The hurricane hunter. At 49, Josh Morgerman has survived the inner cores of nearly 50 hurricanes—by choice. He is one of a small cadre of men (they’re all men) who chase giant tropical storms around the world. Wherever residents are trying to evacuate, Morgerman is on an inbound flight. He calls it an addiction. “It’s like a hunger for food or sex,” he says. “It’s very innate, it’s hard to verbalize, and it drives you.”

“There is that pressure every year as a chaser, that you’re only as good as your last smash, your last chase, your last hit.”

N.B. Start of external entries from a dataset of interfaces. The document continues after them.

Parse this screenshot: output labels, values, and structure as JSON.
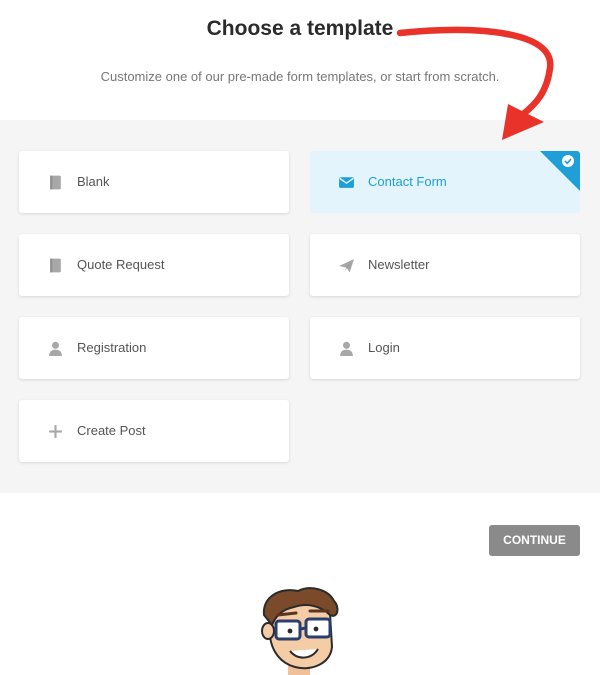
{
  "header": {
    "title": "Choose a template",
    "subtitle": "Customize one of our pre-made form templates, or start from scratch."
  },
  "templates": [
    {
      "label": "Blank",
      "icon": "book-icon",
      "selected": false
    },
    {
      "label": "Contact Form",
      "icon": "envelope-icon",
      "selected": true
    },
    {
      "label": "Quote Request",
      "icon": "book-icon",
      "selected": false
    },
    {
      "label": "Newsletter",
      "icon": "paper-plane-icon",
      "selected": false
    },
    {
      "label": "Registration",
      "icon": "user-icon",
      "selected": false
    },
    {
      "label": "Login",
      "icon": "user-icon",
      "selected": false
    },
    {
      "label": "Create Post",
      "icon": "plus-icon",
      "selected": false
    }
  ],
  "actions": {
    "continue_label": "CONTINUE"
  },
  "colors": {
    "accent": "#1f9ed7",
    "selected_bg": "#e3f4fc",
    "annotation_arrow": "#e8322a",
    "button_bg": "#8a8a8a",
    "panel_bg": "#f5f5f5"
  }
}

The editor saving Cosmo from the jaws of Instagram: At Cosmopolitan, data is the new sex. Jessica Pels, the editor-in-chief of the magazine, has doubled down on all the un-sexy, but important, stuff, like boosting Cosmo’s online presence, growing digital subscriptions & increasing affiliate revenue — all while using Instagram as inspiration. She’s catering to women aged 18 to 34, possibly the most Instagram-obsessed demo there is. “She opens Instagram 42 times a day,” Pels of the Cosmo reader. “Anything she can do on her phone, she will.”

“I think she’s bold. I think she’s unapologetic about having fun. I think she wants to have an impact on the world around her, and that she should.”

The kid who tracked down Kanye West: I’m not exactly sure what to call this because it’s not a profile & it’s not a feature written by a news outlet. It’s just a really well-told first-person story by a kid named Harry Dry who made a dating app for Kanye West. The app took off & went viral thanks to Harry’s laser focus and relentless determination. I can assure you, you’ll love this one.

“I woke up Steve Jobs. I'm ending the day Steve Harvey. The site's properly crashed now. I’m trying to put out fires everywhere but nothing’s working.”

COMPANIES TO WATCH.

The venture capital firm changing its identity: What’s more disruptive than a venture capital firm disrupting itself? Enter Andreessen Horowitz. It will give up its status as a VC firm and transform into a registered investment advisor so it can take “riskier bets.” You may wonder: What could possibly on God’s green earth be riskier than investing in the earliest stages of companies that have a 50/50 shot of becoming industry titans or, you know, the subject of a Netflix documentary on fraud? Well, have you heard of … crypto?

“If the firm wants to put $1 billion into cryptocurrency or tokens, or buy unlimited shares in public companies or from other investors, it can.”